#### Problem requirements:
Using the data below, copy out all lines with the word "Output".

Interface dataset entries
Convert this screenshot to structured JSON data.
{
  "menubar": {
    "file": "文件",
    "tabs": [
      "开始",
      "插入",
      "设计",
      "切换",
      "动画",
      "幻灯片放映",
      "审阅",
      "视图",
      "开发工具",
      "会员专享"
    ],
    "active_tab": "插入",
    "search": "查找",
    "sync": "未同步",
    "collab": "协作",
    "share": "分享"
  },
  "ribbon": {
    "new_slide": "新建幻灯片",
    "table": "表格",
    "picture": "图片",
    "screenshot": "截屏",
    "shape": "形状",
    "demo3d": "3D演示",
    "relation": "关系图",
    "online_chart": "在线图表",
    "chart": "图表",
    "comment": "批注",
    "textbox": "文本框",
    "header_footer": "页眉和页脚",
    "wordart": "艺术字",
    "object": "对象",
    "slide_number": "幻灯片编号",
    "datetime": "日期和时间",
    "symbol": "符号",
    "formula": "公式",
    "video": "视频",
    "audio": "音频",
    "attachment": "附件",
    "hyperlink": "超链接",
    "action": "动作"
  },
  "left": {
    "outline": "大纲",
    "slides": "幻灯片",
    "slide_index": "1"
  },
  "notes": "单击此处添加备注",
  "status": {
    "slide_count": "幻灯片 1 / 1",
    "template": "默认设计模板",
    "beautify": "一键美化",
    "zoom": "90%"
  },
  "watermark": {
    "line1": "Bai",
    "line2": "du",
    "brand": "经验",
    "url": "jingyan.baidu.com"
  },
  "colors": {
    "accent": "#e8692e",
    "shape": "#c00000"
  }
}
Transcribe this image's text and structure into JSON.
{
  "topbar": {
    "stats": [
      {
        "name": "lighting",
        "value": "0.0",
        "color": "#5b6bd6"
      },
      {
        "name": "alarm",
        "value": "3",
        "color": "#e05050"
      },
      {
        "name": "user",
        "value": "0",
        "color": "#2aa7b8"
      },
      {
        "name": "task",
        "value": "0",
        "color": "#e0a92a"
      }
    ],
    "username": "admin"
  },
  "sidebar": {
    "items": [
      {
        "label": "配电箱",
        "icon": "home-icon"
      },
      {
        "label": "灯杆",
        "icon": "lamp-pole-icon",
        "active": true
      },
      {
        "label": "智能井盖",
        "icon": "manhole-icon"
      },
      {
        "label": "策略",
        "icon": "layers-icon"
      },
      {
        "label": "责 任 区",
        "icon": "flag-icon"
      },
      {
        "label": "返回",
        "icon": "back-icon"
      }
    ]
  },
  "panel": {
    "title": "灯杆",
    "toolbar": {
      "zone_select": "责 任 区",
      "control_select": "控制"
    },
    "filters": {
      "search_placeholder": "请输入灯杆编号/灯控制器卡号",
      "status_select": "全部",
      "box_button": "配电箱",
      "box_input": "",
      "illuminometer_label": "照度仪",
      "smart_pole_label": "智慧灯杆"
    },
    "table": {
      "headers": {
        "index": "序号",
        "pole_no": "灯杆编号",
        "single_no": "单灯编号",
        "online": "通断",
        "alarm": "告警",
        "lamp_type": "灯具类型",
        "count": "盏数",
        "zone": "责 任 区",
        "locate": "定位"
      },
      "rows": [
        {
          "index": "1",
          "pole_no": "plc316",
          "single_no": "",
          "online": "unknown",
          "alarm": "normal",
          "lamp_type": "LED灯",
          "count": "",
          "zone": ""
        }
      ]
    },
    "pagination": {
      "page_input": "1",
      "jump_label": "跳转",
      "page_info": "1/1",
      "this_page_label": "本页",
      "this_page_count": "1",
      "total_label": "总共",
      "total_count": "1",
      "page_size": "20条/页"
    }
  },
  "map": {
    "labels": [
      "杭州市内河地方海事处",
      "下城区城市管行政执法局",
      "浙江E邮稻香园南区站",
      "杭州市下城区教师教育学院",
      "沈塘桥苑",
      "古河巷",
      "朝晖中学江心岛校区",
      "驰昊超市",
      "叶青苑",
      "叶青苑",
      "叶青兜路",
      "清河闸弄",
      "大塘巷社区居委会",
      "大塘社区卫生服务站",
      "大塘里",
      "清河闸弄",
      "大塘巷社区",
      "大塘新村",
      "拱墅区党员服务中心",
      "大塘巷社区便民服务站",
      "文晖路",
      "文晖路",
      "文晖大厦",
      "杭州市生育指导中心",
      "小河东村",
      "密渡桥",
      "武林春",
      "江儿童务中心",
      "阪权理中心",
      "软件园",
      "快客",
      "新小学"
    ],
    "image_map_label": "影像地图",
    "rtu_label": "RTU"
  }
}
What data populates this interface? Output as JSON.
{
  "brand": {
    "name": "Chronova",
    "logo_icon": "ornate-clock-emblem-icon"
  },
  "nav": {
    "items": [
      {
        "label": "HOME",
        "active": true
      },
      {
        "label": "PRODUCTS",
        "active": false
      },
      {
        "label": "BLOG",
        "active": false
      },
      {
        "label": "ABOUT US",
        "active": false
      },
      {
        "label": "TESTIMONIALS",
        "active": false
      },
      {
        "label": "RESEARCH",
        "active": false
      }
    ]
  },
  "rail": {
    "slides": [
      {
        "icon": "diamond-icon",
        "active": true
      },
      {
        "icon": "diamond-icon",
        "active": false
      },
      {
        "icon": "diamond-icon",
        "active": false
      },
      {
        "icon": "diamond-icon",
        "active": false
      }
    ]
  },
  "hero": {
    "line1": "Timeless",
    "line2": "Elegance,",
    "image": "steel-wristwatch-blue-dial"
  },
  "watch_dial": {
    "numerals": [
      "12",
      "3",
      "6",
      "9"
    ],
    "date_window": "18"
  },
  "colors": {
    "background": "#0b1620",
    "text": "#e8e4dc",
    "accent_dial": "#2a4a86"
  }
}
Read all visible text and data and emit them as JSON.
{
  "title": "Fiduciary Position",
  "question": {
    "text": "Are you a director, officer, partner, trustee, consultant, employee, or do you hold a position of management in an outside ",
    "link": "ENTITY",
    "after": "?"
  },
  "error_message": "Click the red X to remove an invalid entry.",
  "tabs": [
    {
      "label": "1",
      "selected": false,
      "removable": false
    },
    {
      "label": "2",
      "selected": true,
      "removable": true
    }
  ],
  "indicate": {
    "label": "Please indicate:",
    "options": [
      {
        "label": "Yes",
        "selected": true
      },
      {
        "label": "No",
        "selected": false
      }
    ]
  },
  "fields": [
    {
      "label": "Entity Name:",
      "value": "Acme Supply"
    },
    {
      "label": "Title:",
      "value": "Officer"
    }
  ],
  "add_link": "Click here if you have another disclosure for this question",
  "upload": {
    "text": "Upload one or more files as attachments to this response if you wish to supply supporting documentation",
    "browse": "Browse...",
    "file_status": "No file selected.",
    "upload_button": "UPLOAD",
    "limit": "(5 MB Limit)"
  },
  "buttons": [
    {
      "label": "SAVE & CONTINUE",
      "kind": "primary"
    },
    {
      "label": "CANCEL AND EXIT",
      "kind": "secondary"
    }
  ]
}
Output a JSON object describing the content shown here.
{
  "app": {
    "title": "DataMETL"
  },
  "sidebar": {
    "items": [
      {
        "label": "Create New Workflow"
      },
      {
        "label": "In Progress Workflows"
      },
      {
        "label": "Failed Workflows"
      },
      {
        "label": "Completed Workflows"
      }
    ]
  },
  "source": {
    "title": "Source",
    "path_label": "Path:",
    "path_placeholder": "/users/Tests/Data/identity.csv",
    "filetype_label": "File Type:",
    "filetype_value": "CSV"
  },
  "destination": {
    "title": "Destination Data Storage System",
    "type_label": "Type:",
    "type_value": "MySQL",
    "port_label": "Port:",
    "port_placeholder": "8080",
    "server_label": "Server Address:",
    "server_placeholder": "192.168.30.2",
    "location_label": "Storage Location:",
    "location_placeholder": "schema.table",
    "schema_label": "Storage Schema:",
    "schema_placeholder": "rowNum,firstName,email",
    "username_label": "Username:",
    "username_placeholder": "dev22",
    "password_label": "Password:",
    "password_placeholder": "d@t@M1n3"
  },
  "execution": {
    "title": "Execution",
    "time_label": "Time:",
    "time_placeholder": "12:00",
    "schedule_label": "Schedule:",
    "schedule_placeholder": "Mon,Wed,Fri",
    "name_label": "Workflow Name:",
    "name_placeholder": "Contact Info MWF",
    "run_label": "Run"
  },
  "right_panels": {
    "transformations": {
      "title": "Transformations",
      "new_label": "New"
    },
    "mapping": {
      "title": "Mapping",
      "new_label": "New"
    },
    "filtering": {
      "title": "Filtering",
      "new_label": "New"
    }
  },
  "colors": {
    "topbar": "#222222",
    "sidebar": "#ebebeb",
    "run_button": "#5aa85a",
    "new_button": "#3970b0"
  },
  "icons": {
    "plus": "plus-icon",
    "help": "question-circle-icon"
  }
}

#### Finished exercise:
What data populates this interface? Output as JSON.
Output a JSON object describing the content shown here.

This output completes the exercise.